Objective: With increasing migration to Europe, diabetes diagnosis and treatment of refugees became challenging. To describe current experience with pediatric refugees in Germany and Austria.
Design and Methods: 43,137 patients (<21 years) with type 1 diabetes from the diabetes patient follow-up registry (DPV) were studied, and divided by refugee status into patients born in Middle East (n=365) or Africa (n=175) and native patients (child and parents born in Germany/Austria; G/A: n=42,597). Groups were compared using multivariable regression adjusted for age, sex and diabetes duration (SAS 9.4). In refugees the first year after arrival was studied, and for native children the most recent year of care.
Results: After adjustment, HbA1c was highest in refugees (ME vs. AFR vs. G/A: 72.3±1.0 vs. 75.0±1.4 vs. 66.0±0.1 mmol/mol, each p<0.001) and microalbuminuria (9.9 vs 13.6 vs. 6.5%, each p<0.05) was more prevalent. African children experienced severe hypoglycemia (17.8±4.3 vs. 25.4±8.7 vs. 11.5±0.3 per 100 patient years) significantly more often, whereas hypoglycemia with coma (5.1±1.1 vs. 4.1±1.6 vs. 2.6±0.1 per 100 patient years) and retinopathy (2.1 vs. n/a vs. 0.2%) were significantly more common in children from Middle East compared to natives. Insulin pumps were used in a markedly larger proportion of native patients (7.4 vs. 13.2 vs. 43.0%, each p<0.001).

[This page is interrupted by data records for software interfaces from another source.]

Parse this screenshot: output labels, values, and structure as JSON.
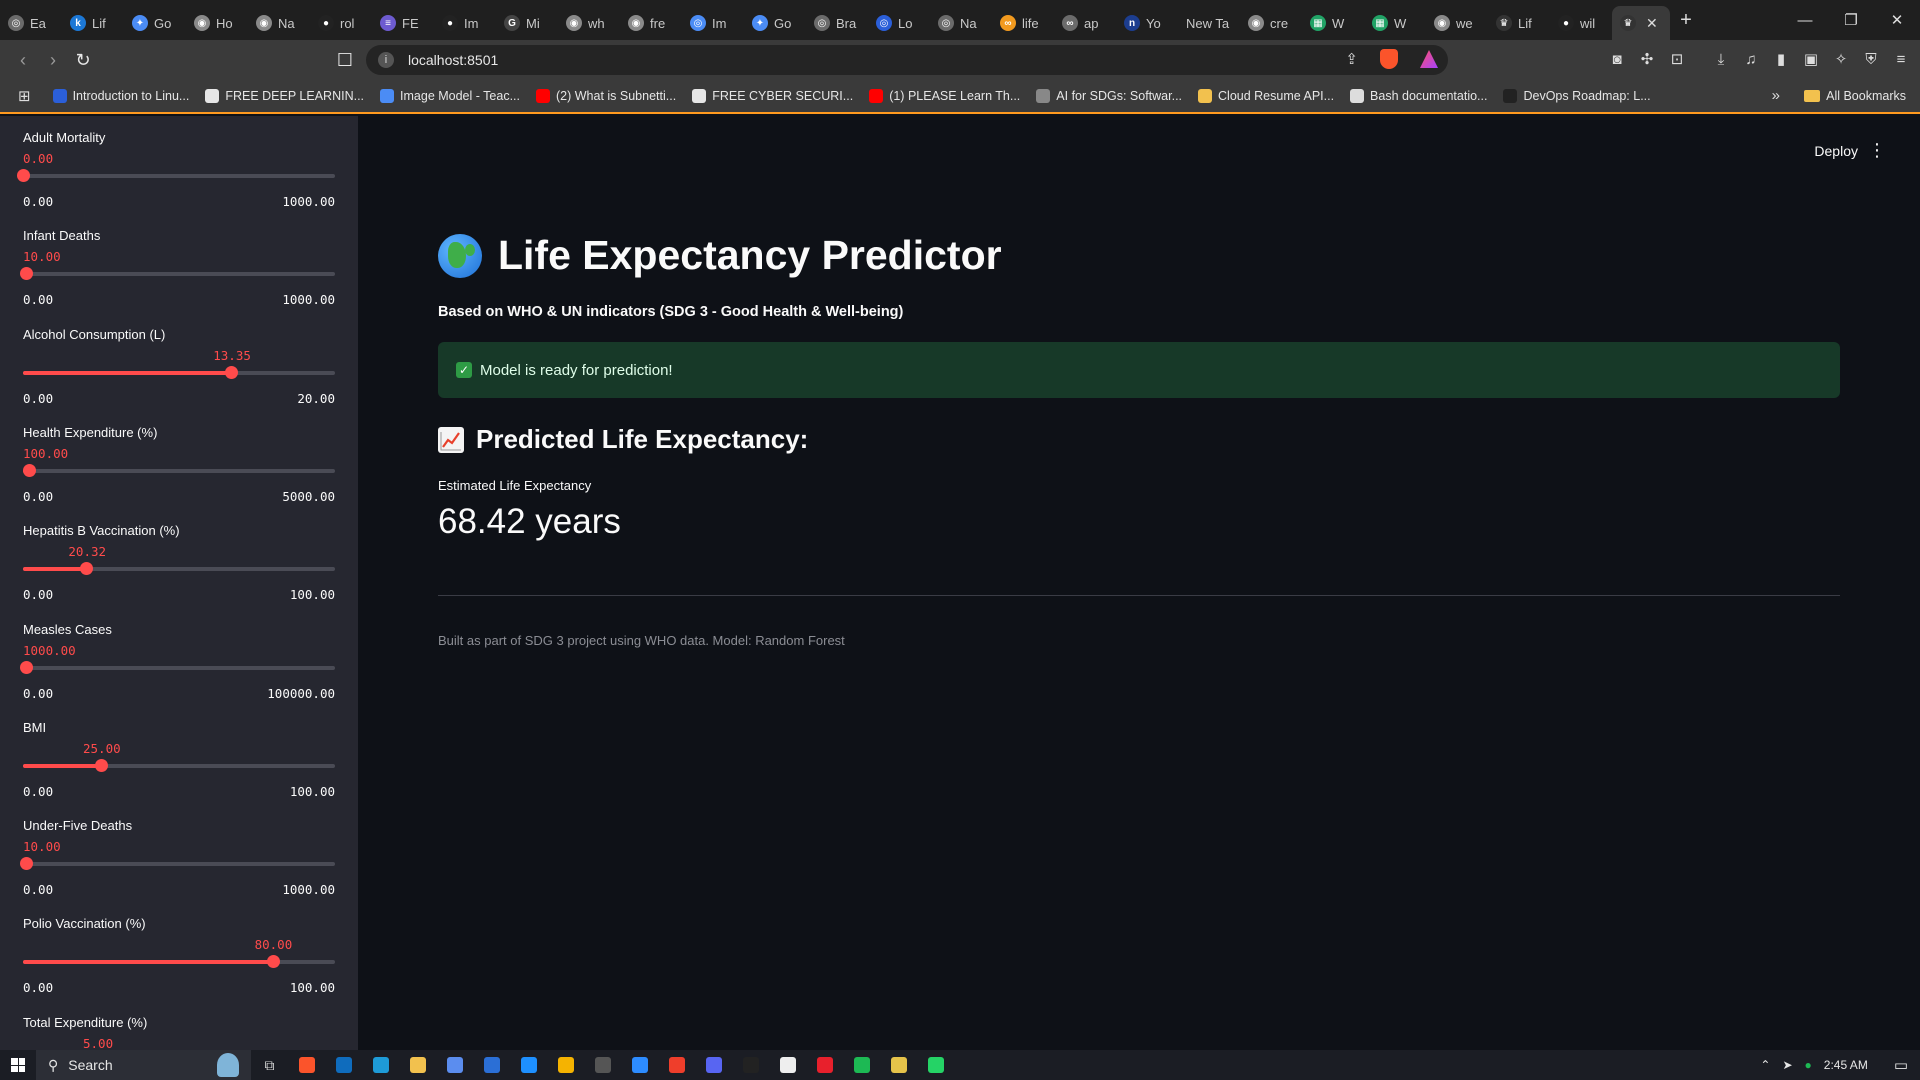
{
  "browser": {
    "tabs": [
      {
        "label": "Ea",
        "icon_color": "#6b6b6b",
        "glyph": "◎"
      },
      {
        "label": "Lif",
        "icon_color": "#1c78d6",
        "glyph": "k"
      },
      {
        "label": "Go",
        "icon_color": "#4b8cf5",
        "glyph": "✦"
      },
      {
        "label": "Ho",
        "icon_color": "#8a8a8a",
        "glyph": "◉"
      },
      {
        "label": "Na",
        "icon_color": "#8a8a8a",
        "glyph": "◉"
      },
      {
        "label": "rol",
        "icon_color": "#222",
        "glyph": "●"
      },
      {
        "label": "FE",
        "icon_color": "#6d5bd0",
        "glyph": "≡"
      },
      {
        "label": "Im",
        "icon_color": "#222",
        "glyph": "●"
      },
      {
        "label": "Mi",
        "icon_color": "#444",
        "glyph": "G"
      },
      {
        "label": "wh",
        "icon_color": "#8a8a8a",
        "glyph": "◉"
      },
      {
        "label": "fre",
        "icon_color": "#8a8a8a",
        "glyph": "◉"
      },
      {
        "label": "Im",
        "icon_color": "#4b8cf5",
        "glyph": "◎"
      },
      {
        "label": "Go",
        "icon_color": "#4b8cf5",
        "glyph": "✦"
      },
      {
        "label": "Bra",
        "icon_color": "#6b6b6b",
        "glyph": "◎"
      },
      {
        "label": "Lo",
        "icon_color": "#2b5fd9",
        "glyph": "◎"
      },
      {
        "label": "Na",
        "icon_color": "#6b6b6b",
        "glyph": "◎"
      },
      {
        "label": "life",
        "icon_color": "#f29a1f",
        "glyph": "∞"
      },
      {
        "label": "ap",
        "icon_color": "#6b6b6b",
        "glyph": "∞"
      },
      {
        "label": "Yo",
        "icon_color": "#1c3d8f",
        "glyph": "n"
      },
      {
        "label": "New Ta",
        "icon_color": "",
        "glyph": ""
      },
      {
        "label": "cre",
        "icon_color": "#8a8a8a",
        "glyph": "◉"
      },
      {
        "label": "W",
        "icon_color": "#21a366",
        "glyph": "▦"
      },
      {
        "label": "W",
        "icon_color": "#21a366",
        "glyph": "▦"
      },
      {
        "label": "we",
        "icon_color": "#8a8a8a",
        "glyph": "◉"
      },
      {
        "label": "Lif",
        "icon_color": "#333",
        "glyph": "♛"
      },
      {
        "label": "wil",
        "icon_color": "#222",
        "glyph": "●"
      }
    ],
    "active_tab_close": "✕",
    "new_tab": "+",
    "window_controls": [
      "—",
      "❐",
      "✕"
    ],
    "url": "localhost:8501",
    "bookmarks": [
      {
        "label": "Introduction to Linu...",
        "icon_color": "#2b5fd9"
      },
      {
        "label": "FREE DEEP LEARNIN...",
        "icon_color": "#e6e6e6"
      },
      {
        "label": "Image Model - Teac...",
        "icon_color": "#4b8cf5"
      },
      {
        "label": "(2) What is Subnetti...",
        "icon_color": "#ff0000"
      },
      {
        "label": "FREE CYBER SECURI...",
        "icon_color": "#e6e6e6"
      },
      {
        "label": "(1) PLEASE Learn Th...",
        "icon_color": "#ff0000"
      },
      {
        "label": "AI for SDGs: Softwar...",
        "icon_color": "#888"
      },
      {
        "label": "Cloud Resume API...",
        "icon_color": "#f2c14e"
      },
      {
        "label": "Bash documentatio...",
        "icon_color": "#ddd"
      },
      {
        "label": "DevOps Roadmap: L...",
        "icon_color": "#222"
      }
    ],
    "bookmarks_overflow": "»",
    "all_bookmarks": "All Bookmarks"
  },
  "sidebar": {
    "sliders": [
      {
        "label": "Adult Mortality",
        "value": "0.00",
        "min": "0.00",
        "max": "1000.00",
        "fraction": 0.0
      },
      {
        "label": "Infant Deaths",
        "value": "10.00",
        "min": "0.00",
        "max": "1000.00",
        "fraction": 0.01
      },
      {
        "label": "Alcohol Consumption (L)",
        "value": "13.35",
        "min": "0.00",
        "max": "20.00",
        "fraction": 0.6675
      },
      {
        "label": "Health Expenditure (%)",
        "value": "100.00",
        "min": "0.00",
        "max": "5000.00",
        "fraction": 0.02
      },
      {
        "label": "Hepatitis B Vaccination (%)",
        "value": "20.32",
        "min": "0.00",
        "max": "100.00",
        "fraction": 0.2032
      },
      {
        "label": "Measles Cases",
        "value": "1000.00",
        "min": "0.00",
        "max": "100000.00",
        "fraction": 0.01
      },
      {
        "label": "BMI",
        "value": "25.00",
        "min": "0.00",
        "max": "100.00",
        "fraction": 0.25
      },
      {
        "label": "Under-Five Deaths",
        "value": "10.00",
        "min": "0.00",
        "max": "1000.00",
        "fraction": 0.01
      },
      {
        "label": "Polio Vaccination (%)",
        "value": "80.00",
        "min": "0.00",
        "max": "100.00",
        "fraction": 0.8
      },
      {
        "label": "Total Expenditure (%)",
        "value": "5.00",
        "min": "",
        "max": "",
        "fraction": 0.25
      }
    ]
  },
  "main": {
    "deploy_label": "Deploy",
    "menu_glyph": "⋮",
    "title": "Life Expectancy Predictor",
    "subtitle": "Based on WHO & UN indicators (SDG 3 - Good Health & Well-being)",
    "status": "Model is ready for prediction!",
    "prediction_heading": "Predicted Life Expectancy:",
    "metric_label": "Estimated Life Expectancy",
    "metric_value": "68.42 years",
    "caption": "Built as part of SDG 3 project using WHO data. Model: Random Forest",
    "accent_color": "#ff4b4b"
  },
  "taskbar": {
    "search_label": "Search",
    "time": "2:45 AM",
    "apps": [
      "#fb542b",
      "#0f6cbd",
      "#1e9bd7",
      "#f2c14e",
      "#5b8def",
      "#2b6fd6",
      "#1e90ff",
      "#f5b301",
      "#555",
      "#2d8cff",
      "#ef3e2b",
      "#5865f2",
      "#222",
      "#eee",
      "#e8202c",
      "#1db954",
      "#e6c34a",
      "#25d366"
    ]
  }
}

Conclusions: A relevant number of pediatric refugees with type 1 diabetes are treated in German/Austrian diabetes clinics. Refugee children, parents and caregivers are faced with several problems in diabetes therapy and outcome that should be addressed more intensively by pediatric diabetes teams.